A stunning display from a young, talented Detroiter.
Over five self-released tracks, the chameleonic quality of John FM's gravelly delivery is on full display. On "Holster," his sweet falsetto lays out the tale of a shooting at a party, a perfect foil for the pensive synth progression, sax flourishes, and gritty subject matter. "Lockjaw [7 Deadly Winnin']," a paean to the seven deadly sins, sees him dropping into a deadpan, heavy-lidded rap, while on the opening and closing tracks, "February" and "Forever," we hear John FM in his natural range - a heavily-syncopated tenor. An entire review could be written about the vocals and lyrics, yet the production stands out as well, a stepping, raw mix of R&B and lo-fi house.

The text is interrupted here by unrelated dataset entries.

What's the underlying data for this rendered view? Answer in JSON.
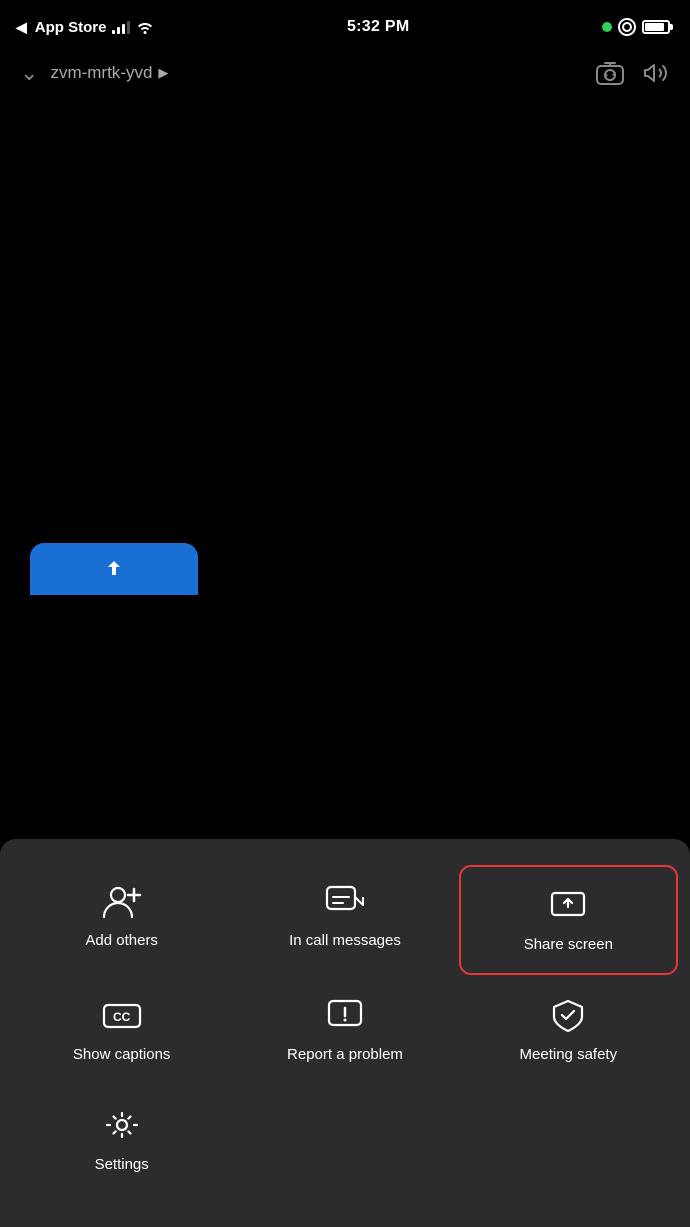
{
  "statusBar": {
    "carrier": "App Store",
    "time": "5:32 PM",
    "back_arrow": "◀"
  },
  "header": {
    "chevron": "⌄",
    "meetingId": "zvm-mrtk-yvd",
    "arrow": "▶"
  },
  "menu": {
    "items": [
      {
        "id": "add-others",
        "label": "Add others",
        "highlighted": false
      },
      {
        "id": "in-call-messages",
        "label": "In call messages",
        "highlighted": false
      },
      {
        "id": "share-screen",
        "label": "Share screen",
        "highlighted": true
      },
      {
        "id": "show-captions",
        "label": "Show captions",
        "highlighted": false
      },
      {
        "id": "report-problem",
        "label": "Report a problem",
        "highlighted": false
      },
      {
        "id": "meeting-safety",
        "label": "Meeting safety",
        "highlighted": false
      },
      {
        "id": "settings",
        "label": "Settings",
        "highlighted": false
      }
    ]
  }
}
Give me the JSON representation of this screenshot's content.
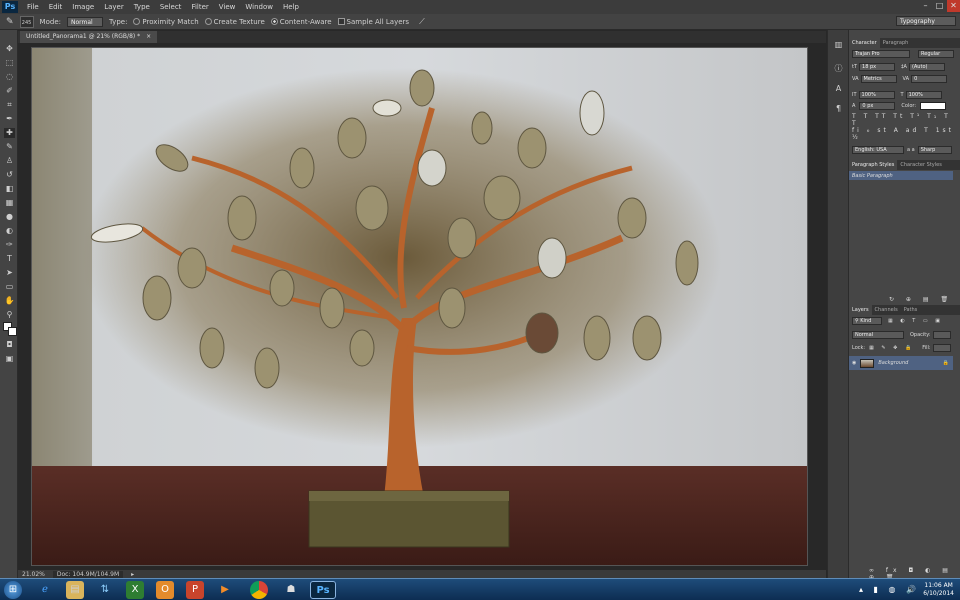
{
  "app": {
    "logo": "Ps"
  },
  "menu": [
    "File",
    "Edit",
    "Image",
    "Layer",
    "Type",
    "Select",
    "Filter",
    "View",
    "Window",
    "Help"
  ],
  "window_controls": [
    "–",
    "□",
    "✕"
  ],
  "options": {
    "brush_size": "245",
    "mode_label": "Mode:",
    "mode_value": "Normal",
    "type_label": "Type:",
    "proximity": "Proximity Match",
    "texture": "Create Texture",
    "content_aware": "Content-Aware",
    "sample_all": "Sample All Layers",
    "workspace": "Typography"
  },
  "document": {
    "tab": "Untitled_Panorama1 @ 21% (RGB/8) *"
  },
  "status": {
    "zoom": "21.02%",
    "doc": "Doc: 104.9M/104.9M"
  },
  "character": {
    "tab1": "Character",
    "tab2": "Paragraph",
    "font": "Trajan Pro",
    "style": "Regular",
    "size": "18 px",
    "leading": "(Auto)",
    "kerning": "Metrics",
    "tracking": "0",
    "vscale": "100%",
    "hscale": "100%",
    "baseline": "0 px",
    "color_label": "Color:",
    "lang": "English: USA",
    "aa_label": "a a",
    "aa": "Sharp"
  },
  "styles": {
    "tab1": "Paragraph Styles",
    "tab2": "Character Styles",
    "item": "Basic Paragraph"
  },
  "layers": {
    "tab1": "Layers",
    "tab2": "Channels",
    "tab3": "Paths",
    "kind": "Kind",
    "blend": "Normal",
    "opacity_label": "Opacity:",
    "lock_label": "Lock:",
    "fill_label": "Fill:",
    "layer_name": "Background"
  },
  "taskbar": {
    "time": "11:06 AM",
    "date": "6/10/2014"
  },
  "colors": {
    "accent": "#2d5a8c",
    "bg": "#282828",
    "panel": "#464646"
  }
}
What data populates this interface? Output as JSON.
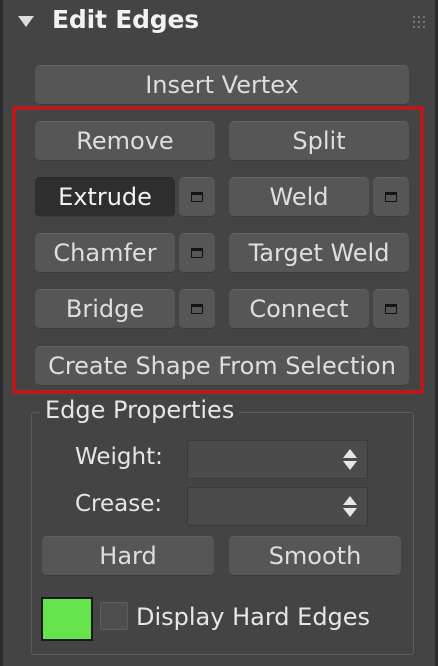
{
  "rollout": {
    "title": "Edit Edges",
    "expand_icon": "triangle-down-icon",
    "grip_icon": "drag-grip-icon"
  },
  "buttons": {
    "insert_vertex": "Insert Vertex",
    "remove": "Remove",
    "split": "Split",
    "extrude": "Extrude",
    "weld": "Weld",
    "chamfer": "Chamfer",
    "target_weld": "Target Weld",
    "bridge": "Bridge",
    "connect": "Connect",
    "create_shape": "Create Shape From Selection",
    "settings_icon": "settings-box-icon"
  },
  "edge_properties": {
    "title": "Edge Properties",
    "weight_label": "Weight:",
    "weight_value": "",
    "crease_label": "Crease:",
    "crease_value": "",
    "hard_label": "Hard",
    "smooth_label": "Smooth",
    "display_hard_edges_label": "Display Hard Edges",
    "display_hard_edges_checked": false,
    "hard_edge_color": "#66e34d"
  },
  "colors": {
    "panel_bg": "#444444",
    "button_bg": "#565656",
    "active_button_bg": "#2e2e2e",
    "highlight_border": "#b51d1d"
  }
}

In the must-read press release for American Spirit, John FM says these songs were written over the past half-decade, taking five years to make sense together. He goes on to make incisive comments on how American street life and racial politics have become a theater for the world, underlining the necessity of reclaiming the art form. On American Spirit, we hear the young Detroiter wrestling with these themes while coming to terms with his own staggering talent.